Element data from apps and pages
- Opening Delimiter -

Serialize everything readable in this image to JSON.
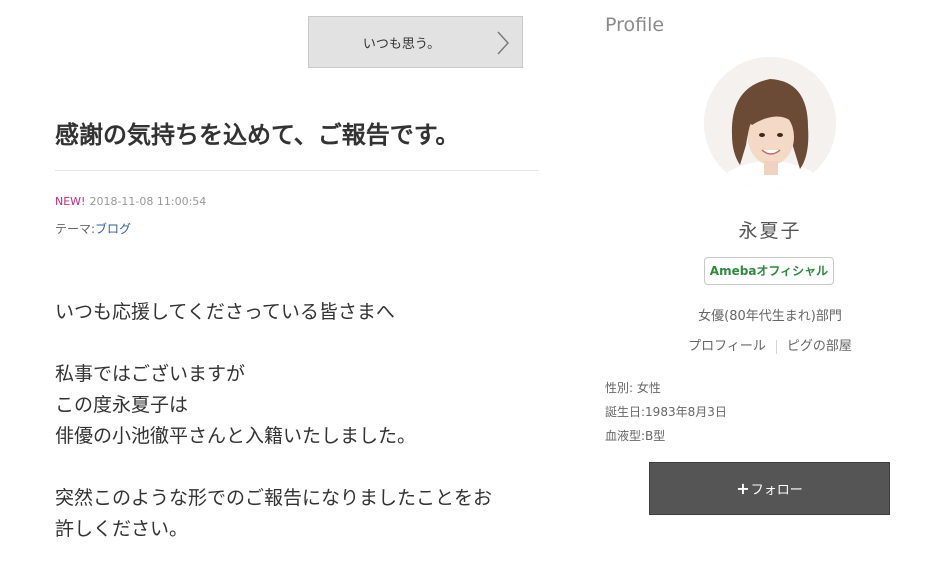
{
  "article": {
    "nav_next_label": "いつも思う。",
    "title": "感謝の気持ちを込めて、ご報告です。",
    "new_badge": "NEW!",
    "datetime": "2018-11-08 11:00:54",
    "theme_label": "テーマ:",
    "theme_value": "ブログ",
    "paragraphs": [
      [
        "いつも応援してくださっている皆さまへ"
      ],
      [
        "私事ではございますが",
        "この度永夏子は",
        "俳優の小池徹平さんと入籍いたしました。"
      ],
      [
        "突然このような形でのご報告になりましたことをお",
        "許しください。"
      ]
    ]
  },
  "profile": {
    "heading": "Profile",
    "nickname": "永夏子",
    "official_badge": "Amebaオフィシャル",
    "category": "女優(80年代生まれ)部門",
    "links": [
      "プロフィール",
      "ピグの部屋"
    ],
    "facts": [
      "性別: 女性",
      "誕生日:1983年8月3日",
      "血液型:B型"
    ],
    "follow_label": "フォロー",
    "follow_icon": "plus-icon"
  },
  "colors": {
    "new_badge": "#c7287a",
    "theme_link": "#2d5fa0",
    "official_text": "#2e8b3d",
    "follow_bg": "#555555"
  }
}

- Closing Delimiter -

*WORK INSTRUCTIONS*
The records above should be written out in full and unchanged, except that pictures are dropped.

*ANSWER TO THE PROBLEM*
Serialize everything readable in this image to JSON.
{
  "article": {
    "nav_next_label": "いつも思う。",
    "title": "感謝の気持ちを込めて、ご報告です。",
    "new_badge": "NEW!",
    "datetime": "2018-11-08 11:00:54",
    "theme_label": "テーマ:",
    "theme_value": "ブログ",
    "paragraphs": [
      [
        "いつも応援してくださっている皆さまへ"
      ],
      [
        "私事ではございますが",
        "この度永夏子は",
        "俳優の小池徹平さんと入籍いたしました。"
      ],
      [
        "突然このような形でのご報告になりましたことをお",
        "許しください。"
      ]
    ]
  },
  "profile": {
    "heading": "Profile",
    "nickname": "永夏子",
    "official_badge": "Amebaオフィシャル",
    "category": "女優(80年代生まれ)部門",
    "links": [
      "プロフィール",
      "ピグの部屋"
    ],
    "facts": [
      "性別: 女性",
      "誕生日:1983年8月3日",
      "血液型:B型"
    ],
    "follow_label": "フォロー",
    "follow_icon": "plus-icon"
  },
  "colors": {
    "new_badge": "#c7287a",
    "theme_link": "#2d5fa0",
    "official_text": "#2e8b3d",
    "follow_bg": "#555555"
  }
}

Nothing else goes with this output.